WORK INSTRUCTIONS - Return each line of the data below that contains the string "list".

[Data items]
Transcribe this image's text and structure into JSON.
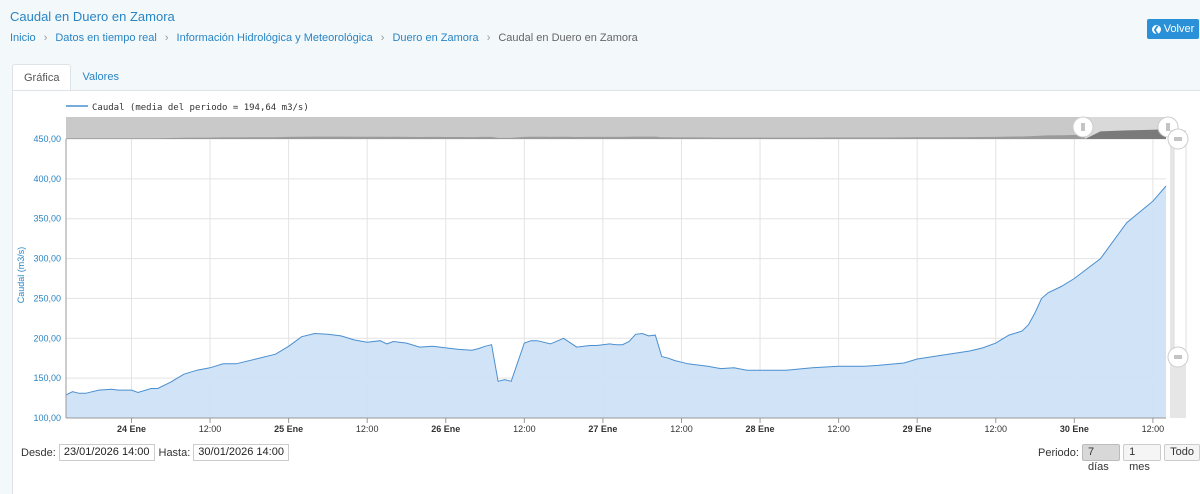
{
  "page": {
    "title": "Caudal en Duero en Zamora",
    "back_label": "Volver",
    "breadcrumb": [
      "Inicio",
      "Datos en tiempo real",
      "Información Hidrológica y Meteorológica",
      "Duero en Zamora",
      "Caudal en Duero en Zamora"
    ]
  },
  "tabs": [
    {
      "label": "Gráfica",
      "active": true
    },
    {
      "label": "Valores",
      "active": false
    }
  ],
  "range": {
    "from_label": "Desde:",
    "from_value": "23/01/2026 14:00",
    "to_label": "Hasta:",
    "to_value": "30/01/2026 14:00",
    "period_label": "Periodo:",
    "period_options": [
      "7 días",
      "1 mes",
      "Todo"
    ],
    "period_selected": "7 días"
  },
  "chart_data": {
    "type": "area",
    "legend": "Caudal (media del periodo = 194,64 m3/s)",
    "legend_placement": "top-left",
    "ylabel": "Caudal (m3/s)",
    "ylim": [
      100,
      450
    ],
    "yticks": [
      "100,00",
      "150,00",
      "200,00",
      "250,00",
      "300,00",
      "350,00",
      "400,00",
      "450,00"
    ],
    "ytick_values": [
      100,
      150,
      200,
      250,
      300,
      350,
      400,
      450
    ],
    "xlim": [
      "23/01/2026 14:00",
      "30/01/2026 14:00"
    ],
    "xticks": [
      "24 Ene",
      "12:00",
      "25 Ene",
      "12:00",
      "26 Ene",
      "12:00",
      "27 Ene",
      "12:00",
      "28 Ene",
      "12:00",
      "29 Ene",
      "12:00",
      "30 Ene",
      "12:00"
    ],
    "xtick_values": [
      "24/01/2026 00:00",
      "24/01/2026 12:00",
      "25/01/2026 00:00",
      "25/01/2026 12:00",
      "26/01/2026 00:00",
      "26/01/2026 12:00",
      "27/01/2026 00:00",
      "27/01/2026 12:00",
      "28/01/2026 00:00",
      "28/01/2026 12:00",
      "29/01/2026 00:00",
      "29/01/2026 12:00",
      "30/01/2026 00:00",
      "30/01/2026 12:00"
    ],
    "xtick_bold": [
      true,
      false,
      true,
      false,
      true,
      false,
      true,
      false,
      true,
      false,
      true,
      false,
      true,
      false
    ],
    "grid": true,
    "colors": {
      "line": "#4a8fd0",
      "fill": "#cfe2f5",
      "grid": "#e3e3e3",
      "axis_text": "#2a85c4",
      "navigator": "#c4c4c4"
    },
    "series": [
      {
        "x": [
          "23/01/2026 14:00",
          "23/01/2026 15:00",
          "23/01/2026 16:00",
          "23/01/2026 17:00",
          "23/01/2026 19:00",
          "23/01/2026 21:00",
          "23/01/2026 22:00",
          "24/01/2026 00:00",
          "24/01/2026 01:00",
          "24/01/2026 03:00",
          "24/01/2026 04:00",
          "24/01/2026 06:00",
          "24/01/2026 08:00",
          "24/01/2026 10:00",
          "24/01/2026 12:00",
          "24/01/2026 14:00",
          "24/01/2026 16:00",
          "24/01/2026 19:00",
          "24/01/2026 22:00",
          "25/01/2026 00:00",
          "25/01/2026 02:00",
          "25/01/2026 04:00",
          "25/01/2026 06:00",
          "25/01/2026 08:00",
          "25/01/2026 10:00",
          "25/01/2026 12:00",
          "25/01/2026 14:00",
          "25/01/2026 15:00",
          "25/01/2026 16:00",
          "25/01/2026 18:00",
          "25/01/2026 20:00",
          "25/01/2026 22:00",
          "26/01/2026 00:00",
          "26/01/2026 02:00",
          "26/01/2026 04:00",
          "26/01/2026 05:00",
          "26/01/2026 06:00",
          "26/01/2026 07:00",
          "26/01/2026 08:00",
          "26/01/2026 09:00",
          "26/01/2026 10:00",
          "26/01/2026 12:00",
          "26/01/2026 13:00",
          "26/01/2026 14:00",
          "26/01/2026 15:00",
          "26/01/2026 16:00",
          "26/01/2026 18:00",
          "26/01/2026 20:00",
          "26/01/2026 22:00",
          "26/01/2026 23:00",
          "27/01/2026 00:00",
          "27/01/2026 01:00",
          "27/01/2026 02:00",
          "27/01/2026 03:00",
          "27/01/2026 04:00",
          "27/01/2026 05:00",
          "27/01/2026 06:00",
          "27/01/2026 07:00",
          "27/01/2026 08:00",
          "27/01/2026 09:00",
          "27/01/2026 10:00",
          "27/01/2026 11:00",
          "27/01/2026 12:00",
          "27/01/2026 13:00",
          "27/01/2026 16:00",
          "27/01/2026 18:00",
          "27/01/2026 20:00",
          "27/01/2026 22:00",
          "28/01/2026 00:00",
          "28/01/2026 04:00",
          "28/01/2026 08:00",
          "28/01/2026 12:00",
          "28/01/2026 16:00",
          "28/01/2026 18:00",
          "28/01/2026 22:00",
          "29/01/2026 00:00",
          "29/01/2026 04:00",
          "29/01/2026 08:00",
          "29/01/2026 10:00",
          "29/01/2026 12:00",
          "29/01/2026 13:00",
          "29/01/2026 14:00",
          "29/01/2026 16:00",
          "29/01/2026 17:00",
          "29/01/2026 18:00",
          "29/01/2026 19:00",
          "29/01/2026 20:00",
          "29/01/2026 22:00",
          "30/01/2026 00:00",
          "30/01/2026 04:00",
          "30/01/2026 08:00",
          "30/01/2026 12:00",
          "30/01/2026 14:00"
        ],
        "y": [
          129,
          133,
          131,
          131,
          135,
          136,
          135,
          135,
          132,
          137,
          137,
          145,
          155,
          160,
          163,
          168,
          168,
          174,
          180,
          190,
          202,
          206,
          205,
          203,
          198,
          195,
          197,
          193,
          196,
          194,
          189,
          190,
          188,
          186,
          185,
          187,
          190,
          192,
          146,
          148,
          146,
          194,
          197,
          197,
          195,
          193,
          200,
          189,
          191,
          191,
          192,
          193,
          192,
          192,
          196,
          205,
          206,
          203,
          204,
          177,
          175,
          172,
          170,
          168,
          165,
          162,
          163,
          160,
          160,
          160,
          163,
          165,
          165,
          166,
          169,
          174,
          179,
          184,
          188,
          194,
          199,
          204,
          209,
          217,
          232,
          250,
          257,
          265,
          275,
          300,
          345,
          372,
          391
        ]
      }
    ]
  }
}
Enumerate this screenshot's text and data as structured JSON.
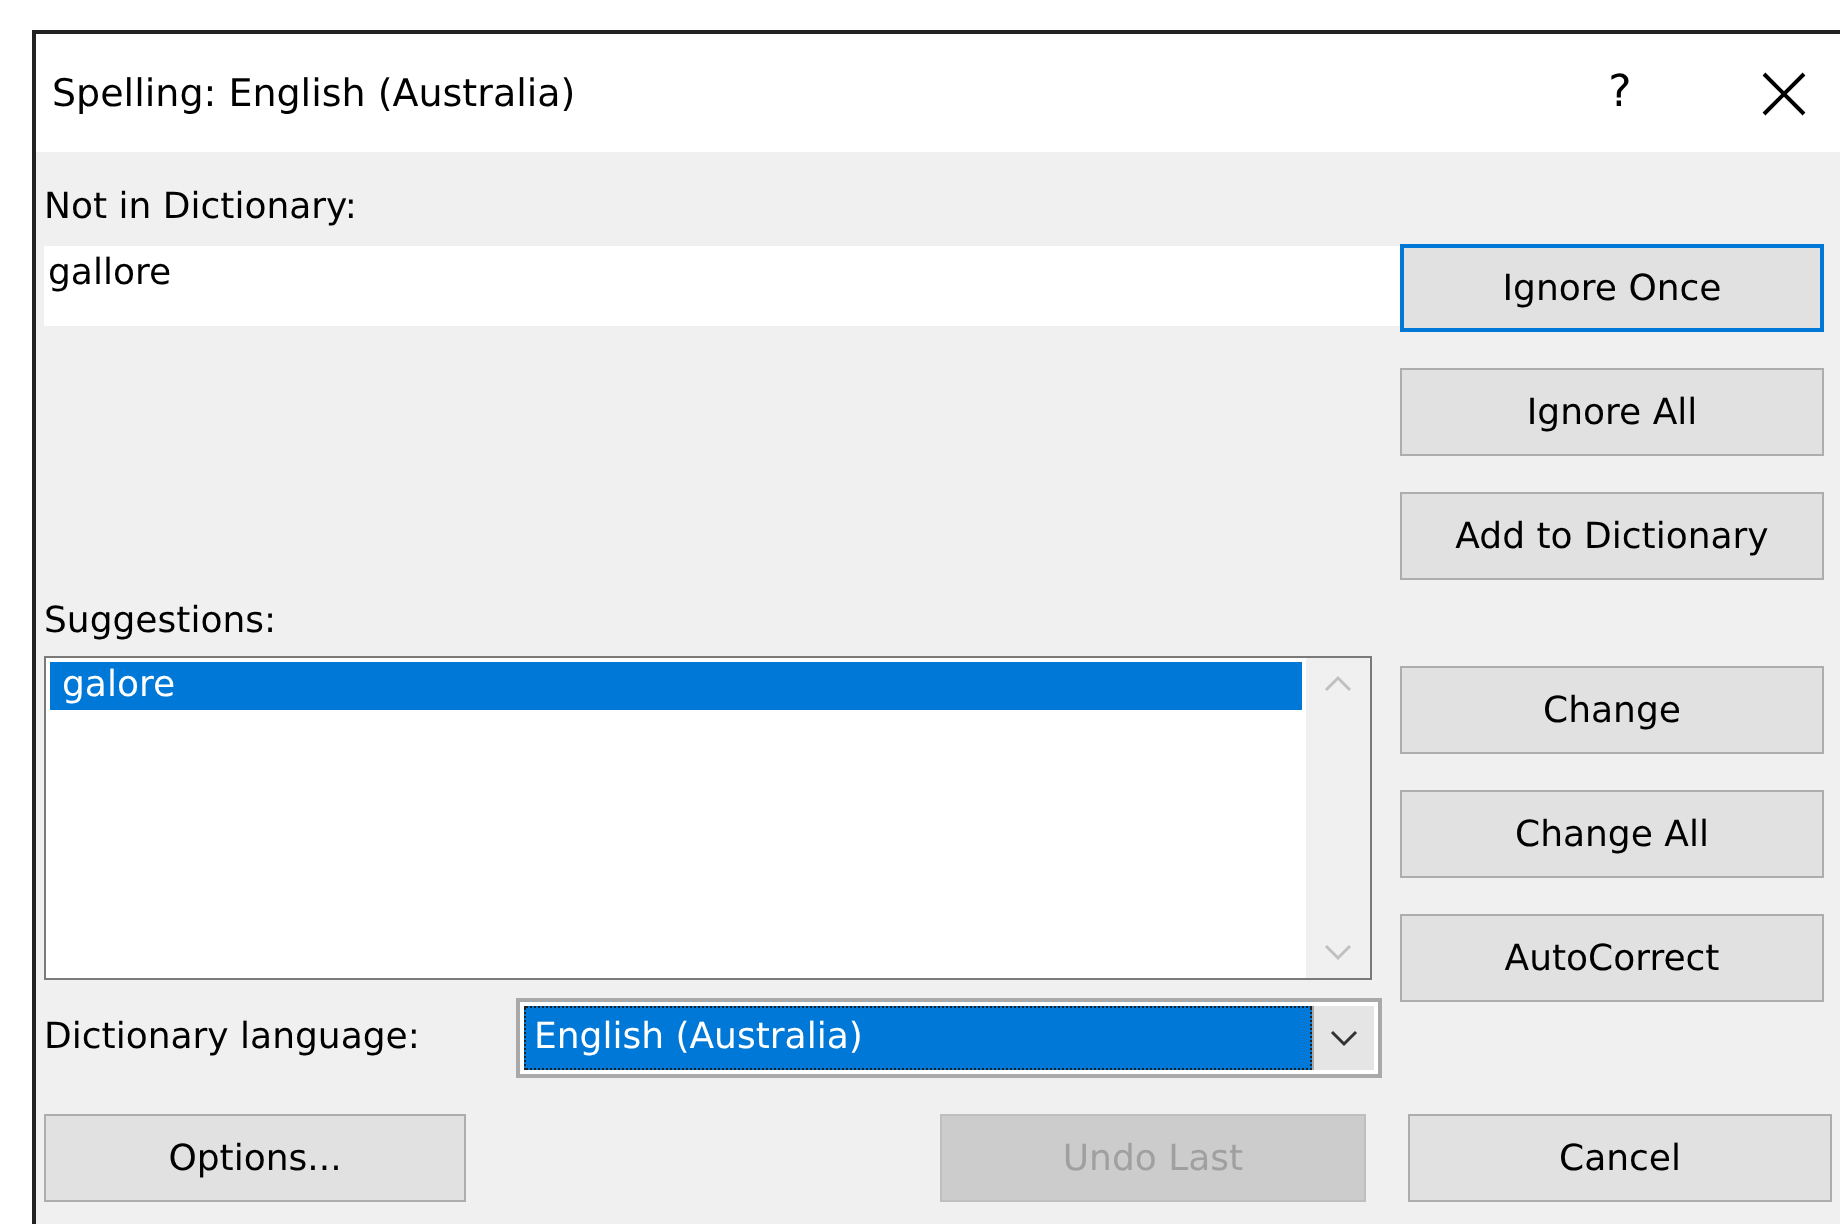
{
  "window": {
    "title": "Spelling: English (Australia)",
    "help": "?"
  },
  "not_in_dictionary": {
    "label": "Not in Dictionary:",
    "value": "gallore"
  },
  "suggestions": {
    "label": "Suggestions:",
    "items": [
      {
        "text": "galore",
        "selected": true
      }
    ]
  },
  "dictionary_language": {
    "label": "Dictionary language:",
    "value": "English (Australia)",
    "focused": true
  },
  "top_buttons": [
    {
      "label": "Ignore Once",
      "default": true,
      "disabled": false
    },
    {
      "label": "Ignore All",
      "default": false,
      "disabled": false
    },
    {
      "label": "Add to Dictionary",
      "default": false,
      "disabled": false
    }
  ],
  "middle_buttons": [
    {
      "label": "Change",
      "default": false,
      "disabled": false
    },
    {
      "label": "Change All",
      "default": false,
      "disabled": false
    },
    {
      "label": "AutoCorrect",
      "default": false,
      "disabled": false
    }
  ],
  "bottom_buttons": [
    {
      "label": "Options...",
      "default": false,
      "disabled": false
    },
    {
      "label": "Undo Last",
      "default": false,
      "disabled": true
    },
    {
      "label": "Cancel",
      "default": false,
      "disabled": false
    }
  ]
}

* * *

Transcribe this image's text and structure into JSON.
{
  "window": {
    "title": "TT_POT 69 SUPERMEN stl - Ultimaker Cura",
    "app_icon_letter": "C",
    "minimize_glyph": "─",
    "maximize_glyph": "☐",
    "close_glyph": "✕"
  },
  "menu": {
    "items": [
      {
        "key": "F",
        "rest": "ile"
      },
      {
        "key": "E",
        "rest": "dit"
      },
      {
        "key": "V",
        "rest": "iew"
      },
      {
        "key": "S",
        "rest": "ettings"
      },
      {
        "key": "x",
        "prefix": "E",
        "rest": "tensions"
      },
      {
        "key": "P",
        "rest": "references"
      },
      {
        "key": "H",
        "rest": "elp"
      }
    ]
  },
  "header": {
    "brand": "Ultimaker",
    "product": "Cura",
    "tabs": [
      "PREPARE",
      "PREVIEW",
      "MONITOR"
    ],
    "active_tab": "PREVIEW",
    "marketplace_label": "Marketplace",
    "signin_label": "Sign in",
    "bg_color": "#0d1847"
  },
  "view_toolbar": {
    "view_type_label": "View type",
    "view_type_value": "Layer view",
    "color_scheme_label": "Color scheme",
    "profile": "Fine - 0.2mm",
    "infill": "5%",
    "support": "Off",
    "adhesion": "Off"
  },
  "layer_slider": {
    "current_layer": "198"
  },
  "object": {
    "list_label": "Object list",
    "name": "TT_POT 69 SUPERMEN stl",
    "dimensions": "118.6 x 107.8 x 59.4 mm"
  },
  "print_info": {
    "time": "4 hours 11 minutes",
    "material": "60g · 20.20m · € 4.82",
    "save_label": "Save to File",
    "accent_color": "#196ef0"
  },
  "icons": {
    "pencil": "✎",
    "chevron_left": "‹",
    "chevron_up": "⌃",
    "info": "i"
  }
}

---

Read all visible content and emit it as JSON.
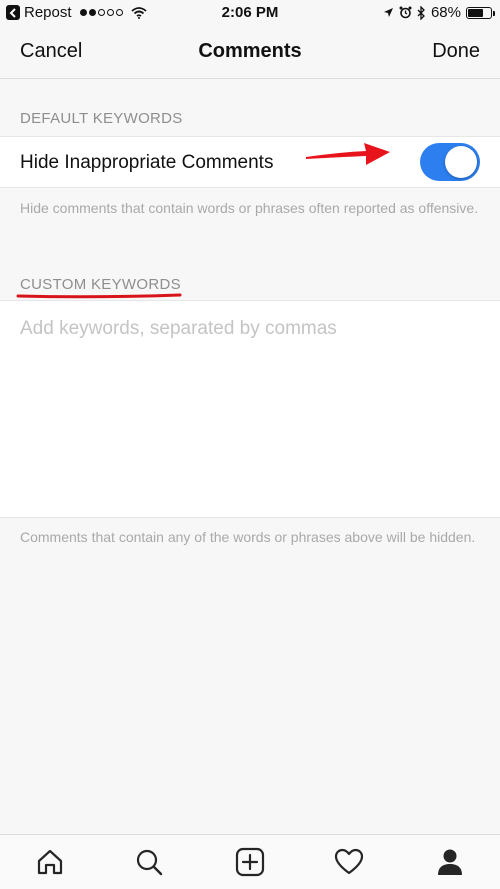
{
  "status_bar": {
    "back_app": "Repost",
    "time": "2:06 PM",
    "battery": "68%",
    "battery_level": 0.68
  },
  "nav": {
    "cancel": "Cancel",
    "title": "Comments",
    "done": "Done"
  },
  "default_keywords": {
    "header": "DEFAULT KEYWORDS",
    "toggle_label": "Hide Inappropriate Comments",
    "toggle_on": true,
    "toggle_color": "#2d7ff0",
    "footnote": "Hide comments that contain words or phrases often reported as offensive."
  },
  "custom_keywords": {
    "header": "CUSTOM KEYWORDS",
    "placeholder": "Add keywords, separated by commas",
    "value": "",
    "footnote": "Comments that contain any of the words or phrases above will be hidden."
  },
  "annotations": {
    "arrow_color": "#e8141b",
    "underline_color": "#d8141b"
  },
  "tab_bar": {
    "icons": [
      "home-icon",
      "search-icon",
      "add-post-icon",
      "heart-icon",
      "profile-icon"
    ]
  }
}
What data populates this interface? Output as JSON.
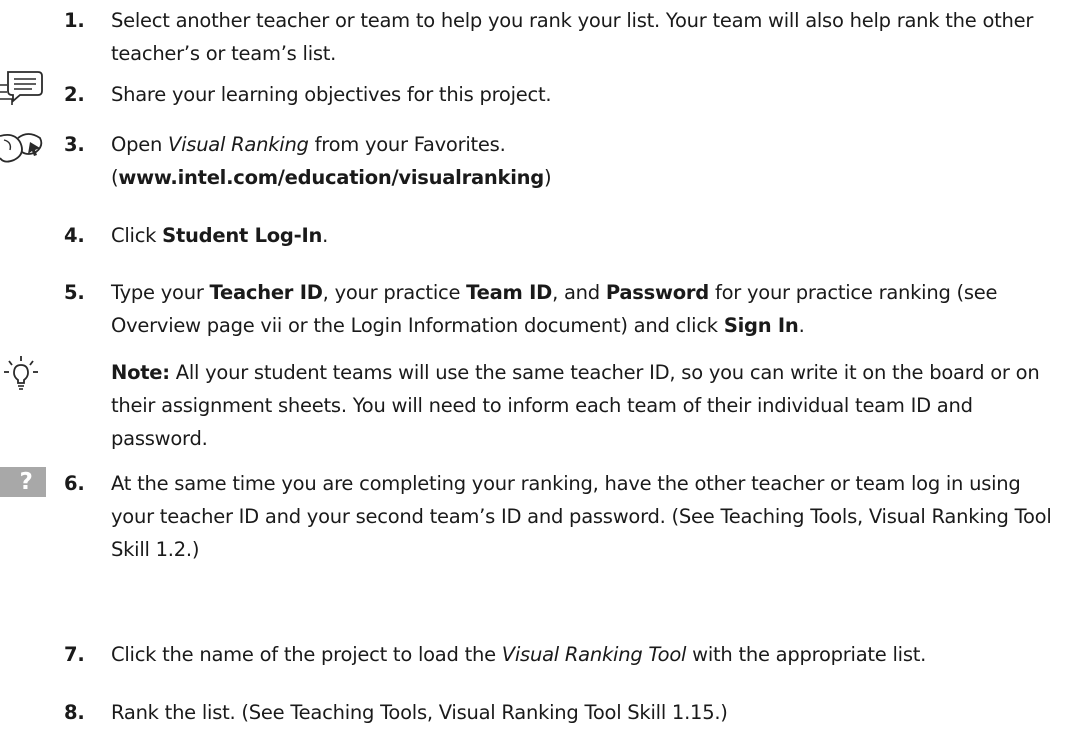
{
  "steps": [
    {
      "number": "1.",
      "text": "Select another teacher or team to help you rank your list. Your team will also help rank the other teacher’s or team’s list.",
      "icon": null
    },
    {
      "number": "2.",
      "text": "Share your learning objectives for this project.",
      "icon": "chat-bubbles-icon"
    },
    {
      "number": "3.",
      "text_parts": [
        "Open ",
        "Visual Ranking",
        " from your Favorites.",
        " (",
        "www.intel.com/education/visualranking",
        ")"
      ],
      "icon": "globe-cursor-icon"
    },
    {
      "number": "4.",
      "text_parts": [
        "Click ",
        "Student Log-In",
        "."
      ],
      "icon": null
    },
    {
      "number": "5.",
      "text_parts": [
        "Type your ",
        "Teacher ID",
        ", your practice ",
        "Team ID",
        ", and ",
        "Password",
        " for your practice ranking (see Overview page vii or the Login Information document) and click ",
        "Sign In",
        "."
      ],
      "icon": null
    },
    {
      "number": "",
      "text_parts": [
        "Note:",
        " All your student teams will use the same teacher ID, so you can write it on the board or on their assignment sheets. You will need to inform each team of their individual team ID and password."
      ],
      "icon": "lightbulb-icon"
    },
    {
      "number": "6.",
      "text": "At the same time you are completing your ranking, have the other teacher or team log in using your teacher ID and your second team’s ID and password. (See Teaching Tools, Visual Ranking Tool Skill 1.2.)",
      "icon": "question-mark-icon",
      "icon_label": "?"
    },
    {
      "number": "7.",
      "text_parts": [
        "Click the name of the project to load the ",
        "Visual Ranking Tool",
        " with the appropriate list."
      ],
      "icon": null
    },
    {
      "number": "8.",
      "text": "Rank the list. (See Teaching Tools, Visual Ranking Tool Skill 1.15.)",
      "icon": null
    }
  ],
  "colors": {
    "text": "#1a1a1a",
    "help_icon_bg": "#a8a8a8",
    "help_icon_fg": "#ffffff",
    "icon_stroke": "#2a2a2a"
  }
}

RESULT BELOW -
    "list_label": "Object list",
      "text": "Select another teacher or team to help you rank your list. Your team will also help rank the other teacher’s or team’s list.",
        " with the appropriate list."
      "text": "Rank the list. (See Teaching Tools, Visual Ranking Tool Skill 1.15.)",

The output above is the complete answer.